Published by Houghton Mifflin Harcourt
Summary: When sixth-grader Sam Warren gets assigned a practice standardized test to take over Columbus Day weekend, he’s had enough. Standing on his desk a la Dead Poets’ Society, he declares he is done with homework. After losing the coveted piano solo in the school concert and being suspended from school, he seeks legal counsel from his elderly retired lawyer neighbor. Before long, Sam’s friends and sister are involved, too; when they lose in the lower courts, they find themselves appealing to the Supreme Court, cheered on by millions of schoolchildren across America. Will the highest court in the land rule in favor of saving their childhood? Includes a glossary of legal terms and a list of the twenty cases referenced in the book. 272 pages; grades 4-7.
Pros: Kids will root for Sam as he takes a stand against homework, not even realizing they’re getting a civics lesson on how the American judicial system works. The fictional Supreme Court justices are thinly-disguised copies of the real ones, which adds to the humor for those in the know.

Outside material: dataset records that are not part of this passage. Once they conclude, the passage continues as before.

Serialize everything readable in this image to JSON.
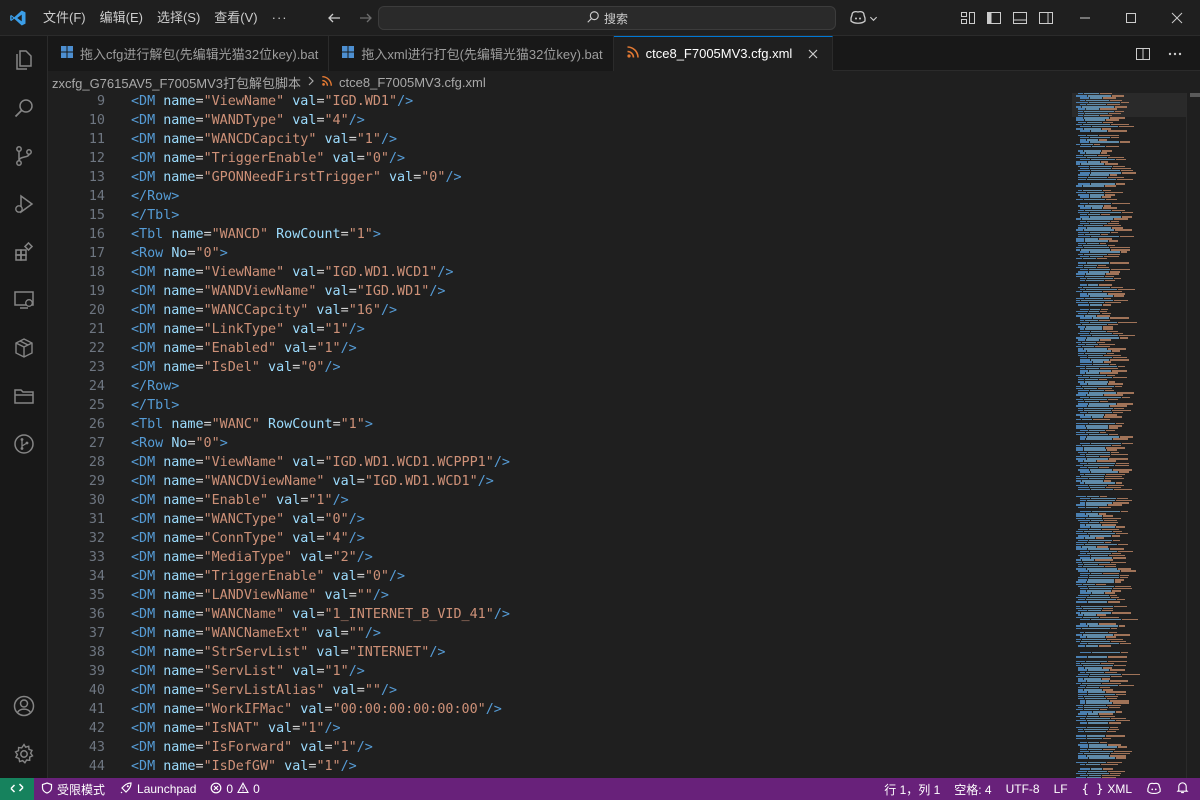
{
  "menu": [
    "文件(F)",
    "编辑(E)",
    "选择(S)",
    "查看(V)",
    "···"
  ],
  "command_center": {
    "label": "搜索"
  },
  "tabs": [
    {
      "label": "拖入cfg进行解包(先编辑光猫32位key).bat",
      "icon": "windows-bat-icon",
      "active": false
    },
    {
      "label": "拖入xml进行打包(先编辑光猫32位key).bat",
      "icon": "windows-bat-icon",
      "active": false
    },
    {
      "label": "ctce8_F7005MV3.cfg.xml",
      "icon": "xml-rss-icon",
      "active": true
    }
  ],
  "breadcrumb": {
    "folder": "zxcfg_G7615AV5_F7005MV3打包解包脚本",
    "file": "ctce8_F7005MV3.cfg.xml"
  },
  "lines": [
    {
      "n": "9",
      "indent": 0,
      "kind": "dm",
      "name": "ViewName",
      "val": "IGD.WD1"
    },
    {
      "n": "10",
      "kind": "dm",
      "name": "WANDType",
      "val": "4"
    },
    {
      "n": "11",
      "kind": "dm",
      "name": "WANCDCapcity",
      "val": "1"
    },
    {
      "n": "12",
      "kind": "dm",
      "name": "TriggerEnable",
      "val": "0"
    },
    {
      "n": "13",
      "kind": "dm",
      "name": "GPONNeedFirstTrigger",
      "val": "0"
    },
    {
      "n": "14",
      "kind": "close",
      "tag": "Row"
    },
    {
      "n": "15",
      "kind": "close",
      "tag": "Tbl"
    },
    {
      "n": "16",
      "kind": "tbl",
      "name": "WANCD",
      "rowcount": "1"
    },
    {
      "n": "17",
      "kind": "row",
      "no": "0"
    },
    {
      "n": "18",
      "kind": "dm",
      "name": "ViewName",
      "val": "IGD.WD1.WCD1"
    },
    {
      "n": "19",
      "kind": "dm",
      "name": "WANDViewName",
      "val": "IGD.WD1"
    },
    {
      "n": "20",
      "kind": "dm",
      "name": "WANCCapcity",
      "val": "16"
    },
    {
      "n": "21",
      "kind": "dm",
      "name": "LinkType",
      "val": "1"
    },
    {
      "n": "22",
      "kind": "dm",
      "name": "Enabled",
      "val": "1"
    },
    {
      "n": "23",
      "kind": "dm",
      "name": "IsDel",
      "val": "0"
    },
    {
      "n": "24",
      "kind": "close",
      "tag": "Row"
    },
    {
      "n": "25",
      "kind": "close",
      "tag": "Tbl"
    },
    {
      "n": "26",
      "kind": "tbl",
      "name": "WANC",
      "rowcount": "1"
    },
    {
      "n": "27",
      "kind": "row",
      "no": "0"
    },
    {
      "n": "28",
      "kind": "dm",
      "name": "ViewName",
      "val": "IGD.WD1.WCD1.WCPPP1"
    },
    {
      "n": "29",
      "kind": "dm",
      "name": "WANCDViewName",
      "val": "IGD.WD1.WCD1"
    },
    {
      "n": "30",
      "kind": "dm",
      "name": "Enable",
      "val": "1"
    },
    {
      "n": "31",
      "kind": "dm",
      "name": "WANCType",
      "val": "0"
    },
    {
      "n": "32",
      "kind": "dm",
      "name": "ConnType",
      "val": "4"
    },
    {
      "n": "33",
      "kind": "dm",
      "name": "MediaType",
      "val": "2"
    },
    {
      "n": "34",
      "kind": "dm",
      "name": "TriggerEnable",
      "val": "0"
    },
    {
      "n": "35",
      "kind": "dm",
      "name": "LANDViewName",
      "val": ""
    },
    {
      "n": "36",
      "kind": "dm",
      "name": "WANCName",
      "val": "1_INTERNET_B_VID_41"
    },
    {
      "n": "37",
      "kind": "dm",
      "name": "WANCNameExt",
      "val": ""
    },
    {
      "n": "38",
      "kind": "dm",
      "name": "StrServList",
      "val": "INTERNET"
    },
    {
      "n": "39",
      "kind": "dm",
      "name": "ServList",
      "val": "1"
    },
    {
      "n": "40",
      "kind": "dm",
      "name": "ServListAlias",
      "val": ""
    },
    {
      "n": "41",
      "kind": "dm",
      "name": "WorkIFMac",
      "val": "00:00:00:00:00:00"
    },
    {
      "n": "42",
      "kind": "dm",
      "name": "IsNAT",
      "val": "1"
    },
    {
      "n": "43",
      "kind": "dm",
      "name": "IsForward",
      "val": "1"
    },
    {
      "n": "44",
      "kind": "dm",
      "name": "IsDefGW",
      "val": "1"
    }
  ],
  "statusbar": {
    "restricted_mode": "受限模式",
    "launchpad": "Launchpad",
    "errors": "0",
    "warnings": "0",
    "position": "行 1，列 1",
    "spaces": "空格: 4",
    "encoding": "UTF-8",
    "eol": "LF",
    "language": "XML"
  },
  "colors": {
    "status_bar": "#68217a",
    "remote_indicator": "#16825d",
    "active_tab_border": "#0078d4",
    "xml_tag": "#569cd6",
    "xml_attr": "#9cdcfe",
    "xml_value": "#ce9178"
  }
}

Cons: The contrast between Sam’s case and others mentioned in the book like Brown v. Board of Education makes his problems seem pretty first-world.